The readers’ letters include a Star Letter from David Carter of Bradford-on-Avon, relating the story of his dad blacking up to go to a fancy dress party as blind black Action character Jack Barron (from the boxing tale Blackjack). This probably didn’t cause much of a stir within IPC’s King’s Reach Tower at the time, but it wouldn’t be accepted today. Other letters combine as a chorus of praise for everything Action’s detractors hated about the comic, but which the readers loved – and one suspects the editorial team selected them for publication with a degree of satisfying defiance. Guy Barker of Brentwood reports that his English class had to write an essay about their favourite comic, and nearly all the boys and some of the girls chose Action. A Whyte of Haddington penned a sarcasm-dripping letter which included the line: ‘I would much rather read Desperate Dan or Korky the Cat in other comics than see people having their fists chopped off, their guts ripped out by drills, or their heads bitten off by sharks.’ And R Choudhury of Ashton-under-Lyme asked whether Death Game 1999 would feature in that year’s Action annual; ‘You’re in luck!’, replied Steve. ‘This year’s Action annual includes a real blood thirsty story!’

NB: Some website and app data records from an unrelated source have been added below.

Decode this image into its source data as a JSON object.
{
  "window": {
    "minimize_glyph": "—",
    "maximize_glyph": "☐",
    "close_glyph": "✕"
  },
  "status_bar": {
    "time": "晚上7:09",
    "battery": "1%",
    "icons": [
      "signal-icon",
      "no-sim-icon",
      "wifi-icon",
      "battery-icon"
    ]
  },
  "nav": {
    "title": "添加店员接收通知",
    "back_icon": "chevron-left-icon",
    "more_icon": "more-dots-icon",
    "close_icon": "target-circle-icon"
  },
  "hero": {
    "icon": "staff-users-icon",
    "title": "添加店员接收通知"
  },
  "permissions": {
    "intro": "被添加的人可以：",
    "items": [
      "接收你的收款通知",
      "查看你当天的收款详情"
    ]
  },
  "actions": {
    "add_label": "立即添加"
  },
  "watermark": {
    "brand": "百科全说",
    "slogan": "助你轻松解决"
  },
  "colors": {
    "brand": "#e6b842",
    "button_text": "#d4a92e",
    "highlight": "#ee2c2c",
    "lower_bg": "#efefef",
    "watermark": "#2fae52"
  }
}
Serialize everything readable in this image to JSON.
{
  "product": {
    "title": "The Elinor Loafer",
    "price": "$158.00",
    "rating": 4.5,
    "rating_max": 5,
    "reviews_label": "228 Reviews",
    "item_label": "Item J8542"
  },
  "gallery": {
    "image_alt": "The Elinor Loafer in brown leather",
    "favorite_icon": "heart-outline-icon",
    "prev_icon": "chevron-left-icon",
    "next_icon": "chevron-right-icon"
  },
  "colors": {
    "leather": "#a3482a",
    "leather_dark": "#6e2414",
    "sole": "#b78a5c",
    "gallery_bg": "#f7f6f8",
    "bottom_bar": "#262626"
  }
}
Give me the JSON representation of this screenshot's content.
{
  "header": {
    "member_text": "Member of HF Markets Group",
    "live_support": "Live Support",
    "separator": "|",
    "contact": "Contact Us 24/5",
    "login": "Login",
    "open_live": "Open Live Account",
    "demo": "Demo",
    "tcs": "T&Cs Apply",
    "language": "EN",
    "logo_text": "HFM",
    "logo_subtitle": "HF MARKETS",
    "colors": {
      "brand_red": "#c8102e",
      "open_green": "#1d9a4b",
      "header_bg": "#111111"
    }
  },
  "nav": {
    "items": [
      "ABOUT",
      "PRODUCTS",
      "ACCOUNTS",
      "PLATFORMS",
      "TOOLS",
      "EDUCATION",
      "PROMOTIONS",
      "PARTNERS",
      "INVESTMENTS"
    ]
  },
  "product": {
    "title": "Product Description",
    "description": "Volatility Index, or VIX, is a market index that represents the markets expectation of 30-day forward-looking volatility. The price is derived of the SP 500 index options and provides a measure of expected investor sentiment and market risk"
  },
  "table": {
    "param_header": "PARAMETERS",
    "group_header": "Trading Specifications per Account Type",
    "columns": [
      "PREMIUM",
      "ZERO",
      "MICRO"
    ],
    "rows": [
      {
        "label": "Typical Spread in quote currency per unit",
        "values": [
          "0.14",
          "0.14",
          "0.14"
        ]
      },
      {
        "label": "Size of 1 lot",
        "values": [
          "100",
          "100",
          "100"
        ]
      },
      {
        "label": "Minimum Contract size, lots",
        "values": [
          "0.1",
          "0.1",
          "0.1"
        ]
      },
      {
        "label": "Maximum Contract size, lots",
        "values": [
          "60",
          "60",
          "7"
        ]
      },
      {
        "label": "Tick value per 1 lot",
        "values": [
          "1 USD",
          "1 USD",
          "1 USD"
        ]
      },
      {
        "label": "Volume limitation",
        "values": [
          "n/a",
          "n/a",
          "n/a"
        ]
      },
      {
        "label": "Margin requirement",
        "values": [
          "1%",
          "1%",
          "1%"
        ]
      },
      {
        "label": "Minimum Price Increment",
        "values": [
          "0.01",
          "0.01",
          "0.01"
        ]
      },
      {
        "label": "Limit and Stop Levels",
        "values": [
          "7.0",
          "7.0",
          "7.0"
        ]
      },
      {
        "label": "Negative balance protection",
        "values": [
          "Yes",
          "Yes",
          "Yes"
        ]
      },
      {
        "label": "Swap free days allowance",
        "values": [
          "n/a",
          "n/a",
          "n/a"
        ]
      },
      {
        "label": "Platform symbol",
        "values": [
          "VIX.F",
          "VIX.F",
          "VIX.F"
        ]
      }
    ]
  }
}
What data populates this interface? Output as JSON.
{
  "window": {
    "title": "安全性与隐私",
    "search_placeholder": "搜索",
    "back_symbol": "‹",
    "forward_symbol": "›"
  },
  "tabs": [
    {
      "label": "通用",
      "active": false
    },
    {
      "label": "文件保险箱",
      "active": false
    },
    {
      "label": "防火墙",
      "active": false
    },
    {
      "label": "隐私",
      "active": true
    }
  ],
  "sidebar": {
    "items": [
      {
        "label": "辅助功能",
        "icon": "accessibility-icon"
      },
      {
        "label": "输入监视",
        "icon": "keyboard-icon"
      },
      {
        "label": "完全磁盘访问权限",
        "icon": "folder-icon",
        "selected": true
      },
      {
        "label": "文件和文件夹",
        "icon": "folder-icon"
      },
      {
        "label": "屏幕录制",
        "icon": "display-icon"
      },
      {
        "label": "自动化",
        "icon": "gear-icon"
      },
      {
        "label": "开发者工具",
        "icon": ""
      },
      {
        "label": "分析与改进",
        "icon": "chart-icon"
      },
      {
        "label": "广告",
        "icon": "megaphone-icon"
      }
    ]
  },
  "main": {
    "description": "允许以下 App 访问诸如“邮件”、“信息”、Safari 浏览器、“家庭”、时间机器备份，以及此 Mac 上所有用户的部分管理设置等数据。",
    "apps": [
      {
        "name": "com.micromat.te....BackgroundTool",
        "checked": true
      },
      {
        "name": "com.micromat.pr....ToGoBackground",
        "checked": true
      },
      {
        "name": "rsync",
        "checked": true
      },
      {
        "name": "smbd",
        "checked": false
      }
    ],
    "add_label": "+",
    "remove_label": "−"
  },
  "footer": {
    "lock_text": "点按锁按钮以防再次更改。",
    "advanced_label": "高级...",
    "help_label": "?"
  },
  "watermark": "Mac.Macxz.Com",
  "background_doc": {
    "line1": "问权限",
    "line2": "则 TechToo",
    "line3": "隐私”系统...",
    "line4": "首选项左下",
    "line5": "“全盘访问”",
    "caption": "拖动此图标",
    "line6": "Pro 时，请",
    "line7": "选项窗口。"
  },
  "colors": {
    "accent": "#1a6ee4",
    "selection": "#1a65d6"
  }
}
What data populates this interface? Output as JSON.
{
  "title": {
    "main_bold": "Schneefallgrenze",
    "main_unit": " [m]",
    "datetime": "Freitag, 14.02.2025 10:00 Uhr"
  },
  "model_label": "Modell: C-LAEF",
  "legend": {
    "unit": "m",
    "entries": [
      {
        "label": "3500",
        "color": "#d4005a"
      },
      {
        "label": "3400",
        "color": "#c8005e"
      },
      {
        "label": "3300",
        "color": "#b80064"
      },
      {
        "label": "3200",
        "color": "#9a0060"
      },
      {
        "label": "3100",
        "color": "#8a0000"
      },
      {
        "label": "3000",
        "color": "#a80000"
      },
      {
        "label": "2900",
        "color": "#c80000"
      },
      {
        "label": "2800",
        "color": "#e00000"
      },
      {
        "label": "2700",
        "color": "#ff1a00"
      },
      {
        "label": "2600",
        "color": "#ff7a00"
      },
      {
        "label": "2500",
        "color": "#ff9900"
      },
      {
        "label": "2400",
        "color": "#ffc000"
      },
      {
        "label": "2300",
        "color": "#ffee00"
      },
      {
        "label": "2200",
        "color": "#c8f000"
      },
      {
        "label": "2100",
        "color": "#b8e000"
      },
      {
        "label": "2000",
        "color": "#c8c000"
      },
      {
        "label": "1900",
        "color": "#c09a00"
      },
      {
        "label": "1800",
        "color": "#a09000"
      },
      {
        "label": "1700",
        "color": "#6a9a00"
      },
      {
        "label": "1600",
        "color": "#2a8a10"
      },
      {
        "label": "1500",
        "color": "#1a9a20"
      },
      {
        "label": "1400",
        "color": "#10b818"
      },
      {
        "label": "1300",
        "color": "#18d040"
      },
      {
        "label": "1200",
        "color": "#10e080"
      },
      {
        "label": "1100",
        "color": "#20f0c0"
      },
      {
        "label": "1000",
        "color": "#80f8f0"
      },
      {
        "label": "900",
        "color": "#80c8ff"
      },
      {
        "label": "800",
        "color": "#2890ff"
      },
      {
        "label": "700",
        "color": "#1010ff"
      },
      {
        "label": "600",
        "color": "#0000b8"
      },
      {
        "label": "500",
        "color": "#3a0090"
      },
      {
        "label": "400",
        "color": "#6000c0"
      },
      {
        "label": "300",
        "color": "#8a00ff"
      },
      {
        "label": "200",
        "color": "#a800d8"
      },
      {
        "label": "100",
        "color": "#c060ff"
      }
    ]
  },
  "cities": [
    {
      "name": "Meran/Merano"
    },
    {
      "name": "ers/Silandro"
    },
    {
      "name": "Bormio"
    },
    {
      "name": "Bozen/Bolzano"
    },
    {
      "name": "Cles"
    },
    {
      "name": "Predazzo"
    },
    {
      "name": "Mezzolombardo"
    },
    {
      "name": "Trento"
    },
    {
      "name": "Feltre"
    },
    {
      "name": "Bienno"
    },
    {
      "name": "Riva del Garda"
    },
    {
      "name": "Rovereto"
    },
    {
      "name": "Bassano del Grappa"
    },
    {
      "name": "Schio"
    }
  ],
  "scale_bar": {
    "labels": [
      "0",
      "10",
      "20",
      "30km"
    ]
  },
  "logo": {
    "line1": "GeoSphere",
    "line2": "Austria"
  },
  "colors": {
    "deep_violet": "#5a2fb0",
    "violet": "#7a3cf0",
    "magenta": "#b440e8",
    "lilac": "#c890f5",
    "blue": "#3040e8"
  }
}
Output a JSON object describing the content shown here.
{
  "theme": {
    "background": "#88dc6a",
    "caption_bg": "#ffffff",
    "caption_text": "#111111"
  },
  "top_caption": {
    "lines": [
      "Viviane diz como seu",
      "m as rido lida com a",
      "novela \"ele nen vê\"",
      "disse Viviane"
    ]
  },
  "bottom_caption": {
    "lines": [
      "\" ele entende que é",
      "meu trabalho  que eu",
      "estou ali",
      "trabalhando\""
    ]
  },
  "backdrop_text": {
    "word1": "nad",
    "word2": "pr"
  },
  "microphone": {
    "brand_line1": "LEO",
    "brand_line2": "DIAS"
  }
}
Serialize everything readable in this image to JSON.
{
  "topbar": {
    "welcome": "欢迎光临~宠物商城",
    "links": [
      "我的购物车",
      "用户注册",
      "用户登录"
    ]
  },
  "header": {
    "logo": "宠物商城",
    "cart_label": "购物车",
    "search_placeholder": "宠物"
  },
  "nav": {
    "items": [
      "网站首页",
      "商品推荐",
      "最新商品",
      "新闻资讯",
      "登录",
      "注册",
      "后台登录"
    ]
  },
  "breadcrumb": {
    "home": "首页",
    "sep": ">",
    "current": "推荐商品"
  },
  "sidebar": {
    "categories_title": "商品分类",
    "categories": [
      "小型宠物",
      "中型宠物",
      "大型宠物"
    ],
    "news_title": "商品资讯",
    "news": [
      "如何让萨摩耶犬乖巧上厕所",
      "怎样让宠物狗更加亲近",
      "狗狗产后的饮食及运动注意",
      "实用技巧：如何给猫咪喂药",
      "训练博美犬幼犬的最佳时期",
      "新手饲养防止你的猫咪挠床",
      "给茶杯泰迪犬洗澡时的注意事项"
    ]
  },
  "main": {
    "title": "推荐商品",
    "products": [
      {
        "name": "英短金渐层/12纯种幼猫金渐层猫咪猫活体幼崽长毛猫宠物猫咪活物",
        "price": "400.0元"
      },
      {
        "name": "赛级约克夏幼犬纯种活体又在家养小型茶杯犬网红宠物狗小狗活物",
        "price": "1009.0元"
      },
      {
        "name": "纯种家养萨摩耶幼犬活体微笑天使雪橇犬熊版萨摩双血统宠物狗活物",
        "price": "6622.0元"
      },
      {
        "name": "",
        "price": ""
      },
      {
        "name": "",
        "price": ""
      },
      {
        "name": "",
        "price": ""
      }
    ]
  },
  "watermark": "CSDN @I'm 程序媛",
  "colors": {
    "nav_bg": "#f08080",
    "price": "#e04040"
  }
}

The stories in this week’s issue are violent and gory, but not as violent and gory as we had seen in Action in previous weeks. Dredger plots a bank heist following the discovery of the body of a dead agent in the back of a trash lorry. There’s more bottle-throwing in Look Out for Lefty, although this time the perpetrators are clear hooligans rather than Kenny’s girlfriend. Probationer Dave Brockman keeps his nose clean as troublemaker Clem Slater gets in trouble with the Fuzz at the dogs. Hook Jaw feasts on bullion thieves in the English Channel. Danny and Steve chase down their hijacked truck in Hell’s Highway. Joe Taggart is targetted for assassination in Death Game 1999, and the Major deals with a traitor in the ranks in Hellman on the Russian Front. Kids Rule OK is perhaps the darkest of the stories, with an image of Ray’s Malvern Road gang descending into the depths of the abandoned Baker Street tube station – where they will face off against a squad of psycho police officers – especially chilling.
It’s possible that the strips in this issue could have been worse. In his fantastic account of the Action story (Sevenpenny Nightmare – a website now out of action but being reproduced on John Freeman’s downthetubes.net), Moose Harris provides examples of some of the ‘taming’ of Action’s art and captions that was being enforced at this time before the comic went to press. Interestingly, there is a frame of this week’s Look Out for Lefty which includes a tell-tale speech bubble outline, suggesting that this particular panel was altered. I wonder what was meant to be said, and on which side of the copper’s leg bad boy Spicer’s left foot originally landed.